Extract all lines from the data beneath that include the word "name".

* * * *

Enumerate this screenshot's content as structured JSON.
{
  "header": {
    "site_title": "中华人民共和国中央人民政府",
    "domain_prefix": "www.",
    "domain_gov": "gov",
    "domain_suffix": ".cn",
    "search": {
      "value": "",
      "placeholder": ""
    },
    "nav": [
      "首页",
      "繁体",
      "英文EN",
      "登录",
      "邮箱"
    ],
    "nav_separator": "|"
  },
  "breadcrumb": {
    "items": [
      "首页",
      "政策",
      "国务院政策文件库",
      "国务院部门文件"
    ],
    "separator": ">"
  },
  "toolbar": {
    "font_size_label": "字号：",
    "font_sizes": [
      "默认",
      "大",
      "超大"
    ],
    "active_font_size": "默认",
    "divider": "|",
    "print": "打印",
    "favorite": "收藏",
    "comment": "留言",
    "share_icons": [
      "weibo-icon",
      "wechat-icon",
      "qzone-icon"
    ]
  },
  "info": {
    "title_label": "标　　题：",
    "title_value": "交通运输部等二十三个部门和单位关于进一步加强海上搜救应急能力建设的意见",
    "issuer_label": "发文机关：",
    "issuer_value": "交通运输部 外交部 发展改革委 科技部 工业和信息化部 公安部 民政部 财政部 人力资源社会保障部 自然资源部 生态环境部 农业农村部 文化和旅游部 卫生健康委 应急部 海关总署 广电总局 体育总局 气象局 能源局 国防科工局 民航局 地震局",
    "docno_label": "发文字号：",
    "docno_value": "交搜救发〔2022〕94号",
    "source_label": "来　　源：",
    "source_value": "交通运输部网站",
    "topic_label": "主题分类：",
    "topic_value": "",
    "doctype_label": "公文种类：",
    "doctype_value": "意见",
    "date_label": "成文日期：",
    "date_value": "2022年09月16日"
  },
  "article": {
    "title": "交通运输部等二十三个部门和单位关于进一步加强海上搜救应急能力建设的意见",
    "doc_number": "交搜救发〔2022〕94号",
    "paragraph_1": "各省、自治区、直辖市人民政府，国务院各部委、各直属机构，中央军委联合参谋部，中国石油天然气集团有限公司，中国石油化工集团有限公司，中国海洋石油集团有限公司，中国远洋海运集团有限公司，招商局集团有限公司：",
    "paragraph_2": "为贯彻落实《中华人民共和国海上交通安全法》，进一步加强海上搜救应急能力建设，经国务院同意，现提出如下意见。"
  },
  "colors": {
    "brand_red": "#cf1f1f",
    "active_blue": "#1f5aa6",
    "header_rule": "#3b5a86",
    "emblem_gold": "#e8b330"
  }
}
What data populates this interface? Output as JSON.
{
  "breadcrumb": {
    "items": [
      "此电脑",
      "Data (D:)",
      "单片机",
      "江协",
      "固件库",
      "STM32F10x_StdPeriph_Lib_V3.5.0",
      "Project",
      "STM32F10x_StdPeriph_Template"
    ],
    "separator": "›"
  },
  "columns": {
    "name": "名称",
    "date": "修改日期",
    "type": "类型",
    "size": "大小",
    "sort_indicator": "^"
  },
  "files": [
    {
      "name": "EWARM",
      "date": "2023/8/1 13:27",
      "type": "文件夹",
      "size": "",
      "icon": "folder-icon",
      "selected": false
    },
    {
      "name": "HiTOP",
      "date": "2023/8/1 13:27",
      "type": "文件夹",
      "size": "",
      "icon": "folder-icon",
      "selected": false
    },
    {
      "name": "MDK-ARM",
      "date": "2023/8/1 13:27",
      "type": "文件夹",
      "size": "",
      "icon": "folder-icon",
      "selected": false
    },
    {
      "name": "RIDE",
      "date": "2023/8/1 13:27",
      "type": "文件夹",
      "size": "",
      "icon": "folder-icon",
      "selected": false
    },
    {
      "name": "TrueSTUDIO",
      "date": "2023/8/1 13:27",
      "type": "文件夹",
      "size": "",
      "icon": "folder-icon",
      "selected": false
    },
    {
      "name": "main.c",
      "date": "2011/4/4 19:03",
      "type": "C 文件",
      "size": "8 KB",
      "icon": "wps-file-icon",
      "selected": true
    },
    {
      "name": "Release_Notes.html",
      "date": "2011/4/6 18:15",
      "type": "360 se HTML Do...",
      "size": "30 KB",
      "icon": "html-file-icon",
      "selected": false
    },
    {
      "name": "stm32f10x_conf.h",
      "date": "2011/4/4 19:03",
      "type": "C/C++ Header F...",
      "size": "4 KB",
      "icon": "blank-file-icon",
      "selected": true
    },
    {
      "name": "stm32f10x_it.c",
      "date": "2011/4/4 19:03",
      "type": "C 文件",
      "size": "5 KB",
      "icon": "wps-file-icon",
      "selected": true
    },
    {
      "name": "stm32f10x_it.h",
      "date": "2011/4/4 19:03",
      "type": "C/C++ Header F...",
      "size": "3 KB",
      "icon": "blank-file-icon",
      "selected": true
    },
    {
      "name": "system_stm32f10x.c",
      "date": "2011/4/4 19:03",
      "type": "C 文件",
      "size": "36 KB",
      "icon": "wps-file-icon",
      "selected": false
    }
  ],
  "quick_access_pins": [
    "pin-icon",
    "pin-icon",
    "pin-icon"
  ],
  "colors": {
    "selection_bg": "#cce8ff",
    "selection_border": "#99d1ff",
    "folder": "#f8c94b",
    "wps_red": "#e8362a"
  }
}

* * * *

- [Answer space]
    "name": "名称",
      "name": "EWARM",
      "name": "HiTOP",
      "name": "MDK-ARM",
      "name": "RIDE",
      "name": "TrueSTUDIO",
      "name": "main.c",
      "name": "Release_Notes.html",
      "name": "stm32f10x_conf.h",
      "name": "stm32f10x_it.c",
      "name": "stm32f10x_it.h",
      "name": "system_stm32f10x.c",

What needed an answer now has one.